Extract each line of the material that follows exactly and omit its pictures.

**********

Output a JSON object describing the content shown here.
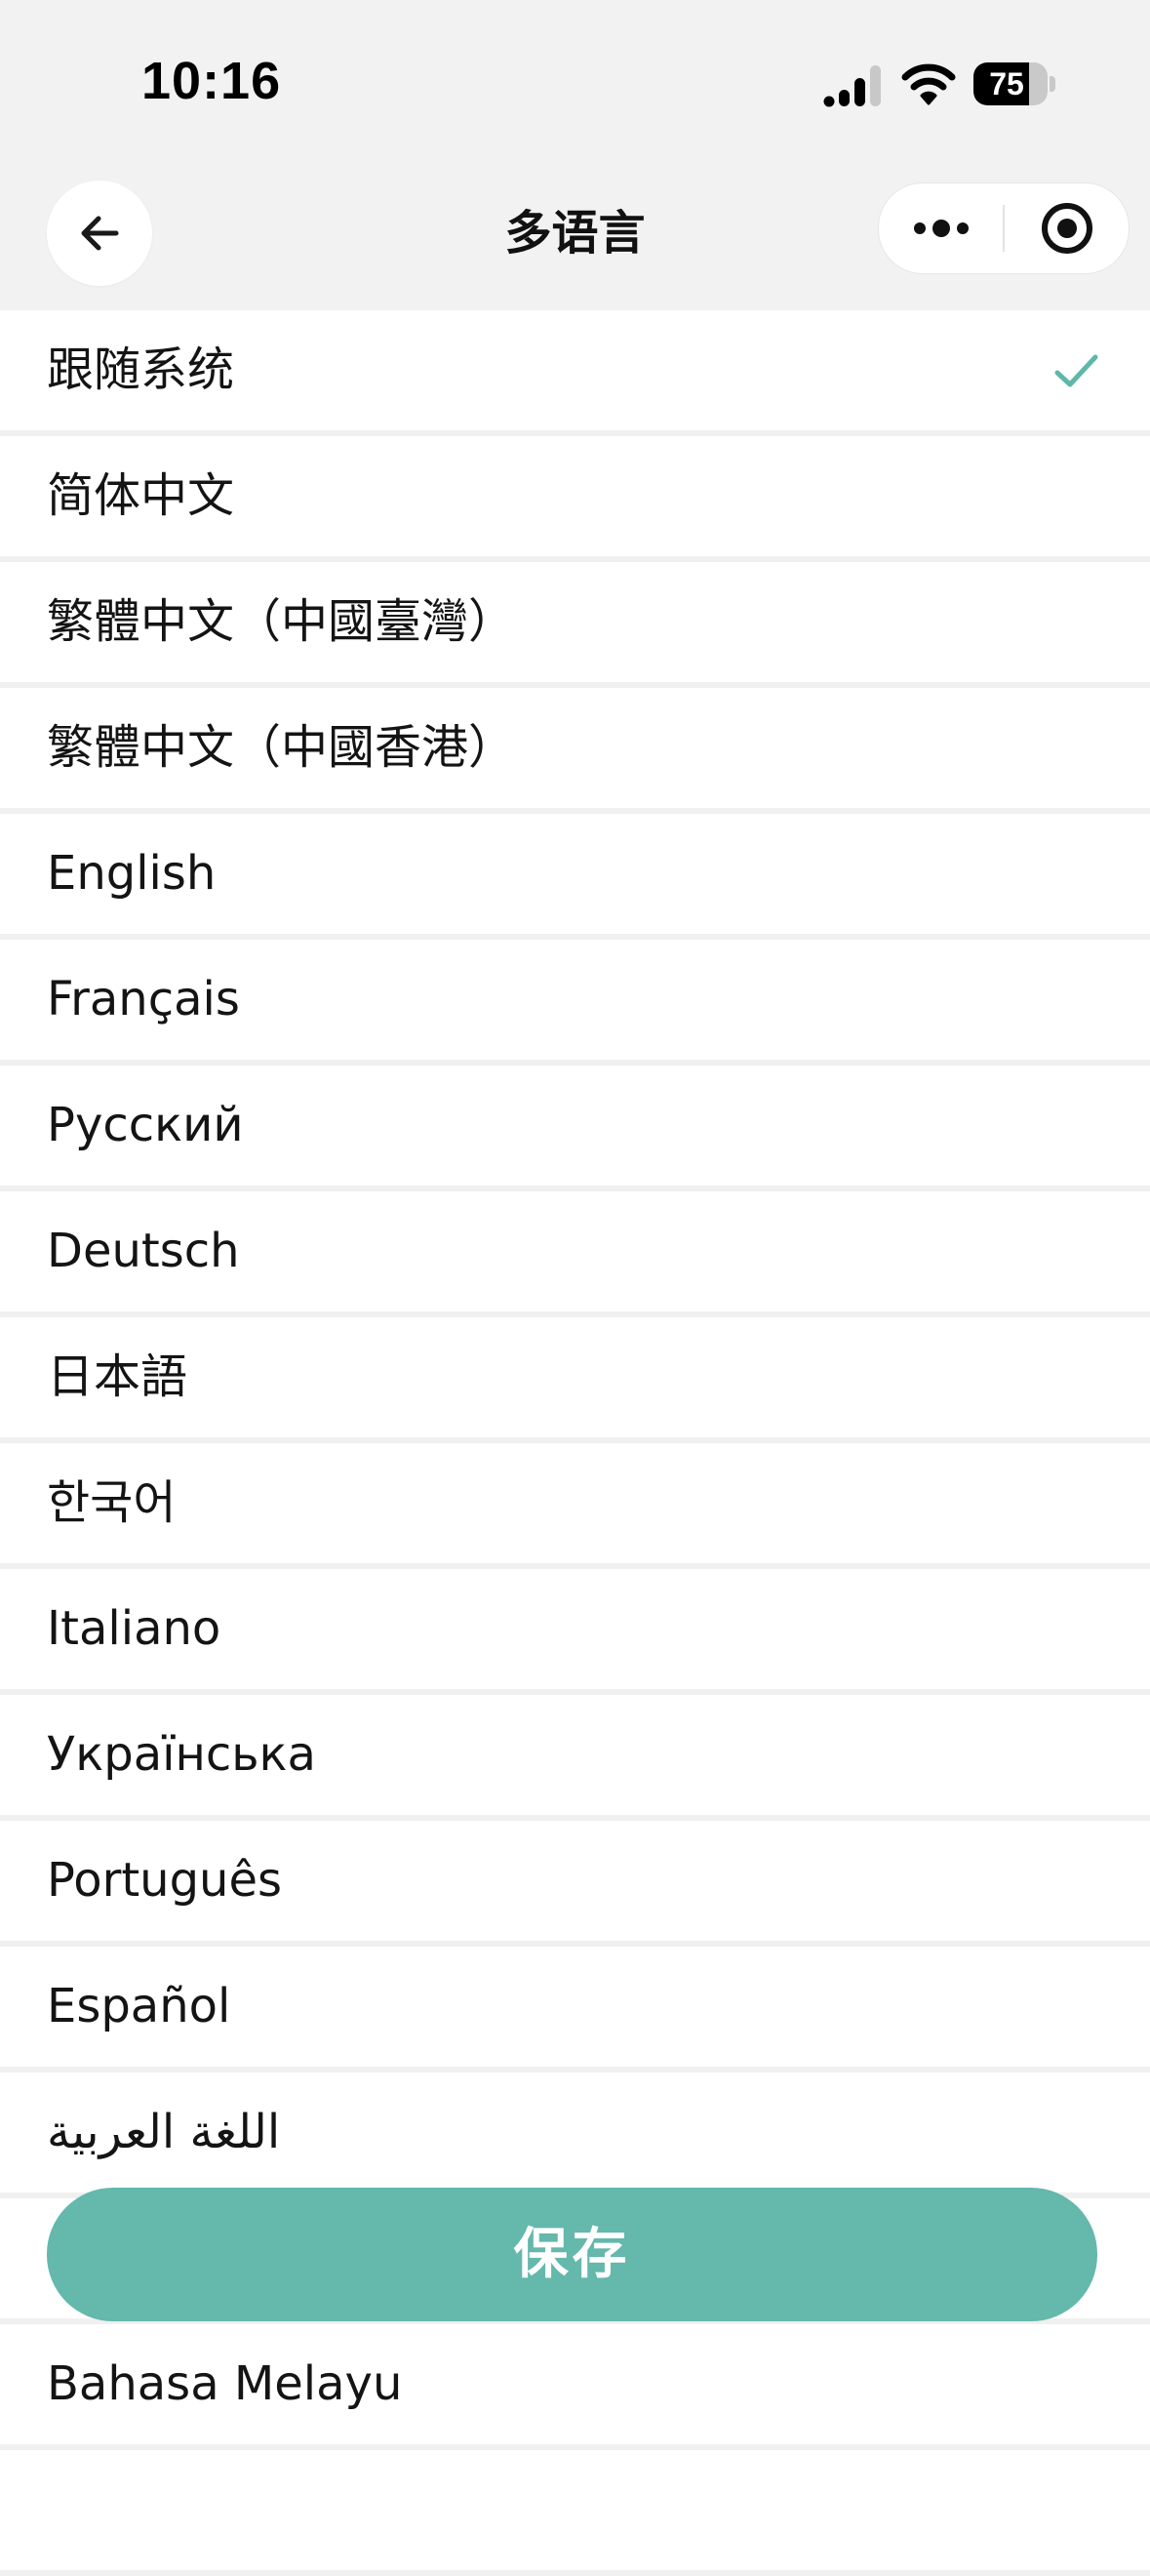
{
  "status_bar": {
    "time": "10:16",
    "battery_level": "75",
    "battery_fraction": 0.75,
    "icons": [
      "signal-icon",
      "wifi-icon",
      "battery-icon"
    ]
  },
  "nav_bar": {
    "title": "多语言",
    "back_icon": "arrow-left-icon",
    "more_icon": "more-dots-icon",
    "close_icon": "target-circle-icon"
  },
  "languages": {
    "selected_index": 0,
    "items": [
      {
        "label": "跟随系统"
      },
      {
        "label": "简体中文"
      },
      {
        "label": "繁體中文（中國臺灣）"
      },
      {
        "label": "繁體中文（中國香港）"
      },
      {
        "label": "English"
      },
      {
        "label": "Français"
      },
      {
        "label": "Русский"
      },
      {
        "label": "Deutsch"
      },
      {
        "label": "日本語"
      },
      {
        "label": "한국어"
      },
      {
        "label": "Italiano"
      },
      {
        "label": "Українська"
      },
      {
        "label": "Português"
      },
      {
        "label": "Español"
      },
      {
        "label": "اللغة العربية"
      },
      {
        "label": ""
      },
      {
        "label": "Bahasa Melayu"
      },
      {
        "label": ""
      }
    ]
  },
  "save_label": "保存",
  "colors": {
    "accent": "#64b8ac",
    "check": "#5fb7aa",
    "header_bg": "#f2f2f2",
    "divider": "#f0f0f0"
  }
}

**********

ANSWER FOR THE TASK:
Output a JSON object describing the content shown here.
{
  "status_bar": {
    "time": "10:16",
    "battery_level": "75",
    "battery_fraction": 0.75,
    "icons": [
      "signal-icon",
      "wifi-icon",
      "battery-icon"
    ]
  },
  "nav_bar": {
    "title": "多语言",
    "back_icon": "arrow-left-icon",
    "more_icon": "more-dots-icon",
    "close_icon": "target-circle-icon"
  },
  "languages": {
    "selected_index": 0,
    "items": [
      {
        "label": "跟随系统"
      },
      {
        "label": "简体中文"
      },
      {
        "label": "繁體中文（中國臺灣）"
      },
      {
        "label": "繁體中文（中國香港）"
      },
      {
        "label": "English"
      },
      {
        "label": "Français"
      },
      {
        "label": "Русский"
      },
      {
        "label": "Deutsch"
      },
      {
        "label": "日本語"
      },
      {
        "label": "한국어"
      },
      {
        "label": "Italiano"
      },
      {
        "label": "Українська"
      },
      {
        "label": "Português"
      },
      {
        "label": "Español"
      },
      {
        "label": "اللغة العربية"
      },
      {
        "label": ""
      },
      {
        "label": "Bahasa Melayu"
      },
      {
        "label": ""
      }
    ]
  },
  "save_label": "保存",
  "colors": {
    "accent": "#64b8ac",
    "check": "#5fb7aa",
    "header_bg": "#f2f2f2",
    "divider": "#f0f0f0"
  }
}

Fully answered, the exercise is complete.